Even when viewers are paying attention, when they're not distracted by their surroundings, they still have to process information on two tracks simultaneously, both audio and video. That's the basic message from a stack of studies that most journalists know nothing about. Let the Emotions Talk It may be obvious that emotion compels attention and engages the viewer. The research supports his perspective, and goes even further.
Slow it Down. The Seven Habits of Highly Effective Storytellers. Storytellers don't have it easy. Storytelling is a performing art, and like any kind of performing, it takes some practice and a basic knowledge of the rules to develop your skills. The best place to practice is with your own family; they won't run away if your storytelling isn't the best they've ever heard. They may even offer some criticism, whether you want it or not. If you're ready to sharpen your storyteller skill, start by learning these seven tips that will help you craft an effective performance. Memorize the story. Nothing bores an audience faster than someone reading from a book or looking at notes. How to Master the Art of Storytelling to Increase Social Sharing.
Marketing is about telling good stories. Social media marketing is about getting your customers to tell them for you. The value and freshness of your content and how well you tap the connections that tie users and businesses together via social networks directly impacts the effectiveness of your social marketing campaigns. Connections are the key to making social business, well, social. But it’s good stories that fuel conversations, allow businesses to be a trusted source, and underpin the success of social networks like Facebook, Twitter, and Google+. The content that tells a story is the content that elicits the most conversation and engagement.
How content is crafted and presented is a huge determinant of its social success. 1.) 2.) 3.) 4.) 5.) 6.) How do you incorporate storytelling into your content creation? Image credit: contemplicity. Latest News on Content MSEVEN STEPS TO THE PERFECT STORY. The Six Things That Make Stories Go Viral Will Amaze, and Maybe Infuriate, You.
When Jonah Berger was a graduate student at Stanford, in the early aughts, he would make a habit of reading page A2 of the Wall Street Journal, which included a list of the five most-read and the five most-shared articles of the day. “I’d go down to the library and surreptitiously cut out that page,” he recalls. “I noticed that what was read and what was shared was often different, and I wondered why that would be.” What was it about a piece of content—an article, a picture, a video—that took it from simply interesting to interesting and shareable? What pushes someone not only to read a story but to pass it on? The question predates Berger’s interest in it by centuries. In 350 B.C., Aristotle was already wondering what could make content—in his case, a speech—persuasive and memorable, so that its ideas would pass from person to person.
Aristotle’s diagnosis was broad, and tweets, of course, differ from Greek oratory.
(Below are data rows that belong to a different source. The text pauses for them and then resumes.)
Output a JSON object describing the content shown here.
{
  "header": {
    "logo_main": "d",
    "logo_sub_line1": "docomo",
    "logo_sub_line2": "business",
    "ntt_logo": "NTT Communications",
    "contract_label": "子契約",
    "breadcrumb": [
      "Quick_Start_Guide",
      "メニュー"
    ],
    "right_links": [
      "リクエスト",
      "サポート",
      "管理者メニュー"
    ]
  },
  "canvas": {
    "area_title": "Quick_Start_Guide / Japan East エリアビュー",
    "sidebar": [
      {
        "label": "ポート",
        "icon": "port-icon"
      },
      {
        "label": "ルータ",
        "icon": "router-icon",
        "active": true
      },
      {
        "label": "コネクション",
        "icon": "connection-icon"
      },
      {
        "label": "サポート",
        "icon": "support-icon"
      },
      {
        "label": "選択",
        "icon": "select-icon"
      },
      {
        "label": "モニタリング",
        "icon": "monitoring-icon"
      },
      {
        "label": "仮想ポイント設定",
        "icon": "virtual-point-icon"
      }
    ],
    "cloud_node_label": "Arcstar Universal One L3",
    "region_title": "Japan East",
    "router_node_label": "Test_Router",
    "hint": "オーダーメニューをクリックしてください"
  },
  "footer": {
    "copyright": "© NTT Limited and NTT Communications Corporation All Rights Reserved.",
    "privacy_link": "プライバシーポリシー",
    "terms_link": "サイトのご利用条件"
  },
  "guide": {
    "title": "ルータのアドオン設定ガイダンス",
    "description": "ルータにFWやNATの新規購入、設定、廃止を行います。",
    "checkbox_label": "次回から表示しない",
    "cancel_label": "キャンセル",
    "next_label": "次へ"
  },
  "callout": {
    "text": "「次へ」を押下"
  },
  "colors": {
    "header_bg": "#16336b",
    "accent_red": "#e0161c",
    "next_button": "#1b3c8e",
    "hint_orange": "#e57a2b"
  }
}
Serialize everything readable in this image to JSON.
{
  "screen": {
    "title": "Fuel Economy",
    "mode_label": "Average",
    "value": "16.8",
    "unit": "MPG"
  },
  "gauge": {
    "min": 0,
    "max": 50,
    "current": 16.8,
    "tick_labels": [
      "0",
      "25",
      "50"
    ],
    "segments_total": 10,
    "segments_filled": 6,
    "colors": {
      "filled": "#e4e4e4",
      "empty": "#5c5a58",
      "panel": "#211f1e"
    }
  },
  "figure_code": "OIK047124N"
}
Just how arousing each emotion was also made a difference. The Formula: How To Make A Video Go Viral. Marvel´s Secret Formula: Storytelling For Businesses. How to Delight Your Prospects with Powerful Storytelling. Storytelling Strategies: When In Trouble, Reach for the Deadline. The Science And Psychology Behind Viral Articles In Your Social Feeds.
How To Get 300% More People To Read Your Content. 8 Storytelling Tips for Business Leaders. Market Your Business the Marvel Comics Way. What Are The Clues To A Good Story? Sense of humor is the key to innovation: Peter Perceval at TEDxUHasselt. Copywriting 101 (pdf)